In Ohio, a legislative committee approved a measure Tuesday that would limit collective bargaining rights for 350,000 Ohio government workers.
The committee's changes make the measure even tougher on unions, making it more difficult for them to collect certain fees. But the committee also removed jail time as a possible penalty for workers who participate in strikes and made clear that public safety workers could negotiate over equipment.
A vote on the bill in the Republican-controlled Ohio house could come Wednesday. The Senate then will have to agree to the House changes.
Republicans, Democrats, and public employees of Wisconsin and Ohio continue the battle and the outcome is unsure.

Affordable Care Act

Parents whose children have chronic diseases and handicapping injuries report how their children can access health care without rejection by insurance companies because of previously diagnosed conditions. This is thanks to the Affordable Care Act that was signed into law a year ago.

This act allows young adult children with chronic conditions to stay on their parents’ insurance until age 26 as the children work to get employment. Parents are no longer in fear about the loss of their children’s health insurance or annual or lifetime caps on their insurance for their children born with birth defects or suffering from the aftermath of prematurity.

Parents and Doctors alike appreciate the legislation and hope that more help is to come. Both express how important health care is for children and want to see more health care reform and are voicing their opinions to legislators to keep the ball rolling.

Ted Nugent voices opposition to Michigan's Gov. over hunting regulations

Rock n' Roll legend and Michigan hunting advocate Ted Nugent delivered a personal message to Gov. Rick Snyder on Thursday regarding the state's current hunting laws. The thesis to his message: Ditch state regulations that (1) prompt hunters to other states and (2) cost Michigan millions of dollars in business.

Nugent cites a examples like the ban on using bait for hunting deer in the Lower Peninsula, and the requirement of obtaining a license to shoot wild turkeys, which Ted said "are as prolific as mosquitoes."

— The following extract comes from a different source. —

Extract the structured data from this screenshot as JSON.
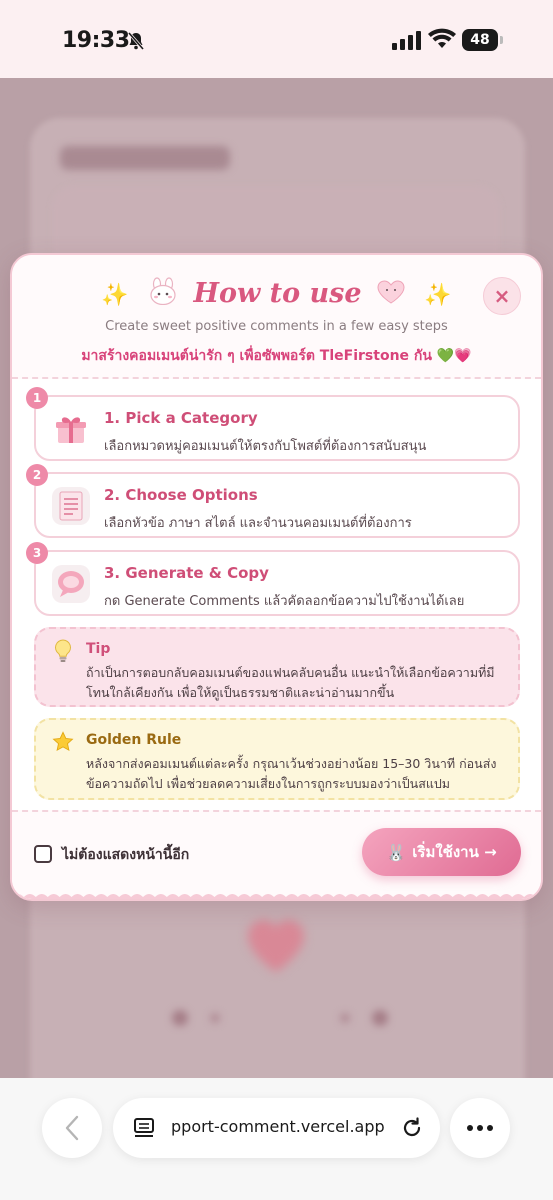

"Michigan has so many opportunities that are not being utilized because of so many silly, illogical, antiscience regulations that represent a blockade to sportsmen," Nugent claimed to reporters before meeting the governor.

He argued that the state of Michigan should permit more bear-hunting licenses and should also stop trying to ban private preserves - such as the one he owns in Jackson County - that allows wild boar hunts.

"I hunt with hundreds of hunters every year and share intimate campfires where they open up and express stuff," Nugent said. "And it's embarrassing. They laugh at Michigan."

One government official, Senate Majority Leader Randy Richardville, agrees with Nugent.

"Cabela's down in Monroe, No. 1 tourist attraction in Michigan, over a million people a year," said Richardville, referring to the outdoor retailer. "They come here, they buy their hunting and fishing equipment and go hunting in Indiana and Illinois."

The governor's spokeswoman Sara Wurfel said on behalf Snyder that he is "always happy to talk with people who are passionate about Michigan."

Nugent is not the only one voicing an opinion over some of the state's hunting rules. One of the top attorneys in Michigan (who prefers to remain anonymous) has sent letters to the state's government regarding licensing restrictions.

Challenging Nugent's statements is the spokeswoman for the state Department of Natural Resources Mary Dettloff. She said the 2008 deer-baiting ban in the Lower Peninsula prevents the spread of chronic wasting disease among white-tail deer, and bovine tuberculosis in northeast lower Michigan. Dettloff said the Natural Resources Commission may lift the broad-based baiting ban.

She also said license fees for turkey hunting pay for wildlife management that maintains healthy wild turkey populations.

Many Michigan law firms with practices in environmental law and gaming law are taking an interest in the rocker's views.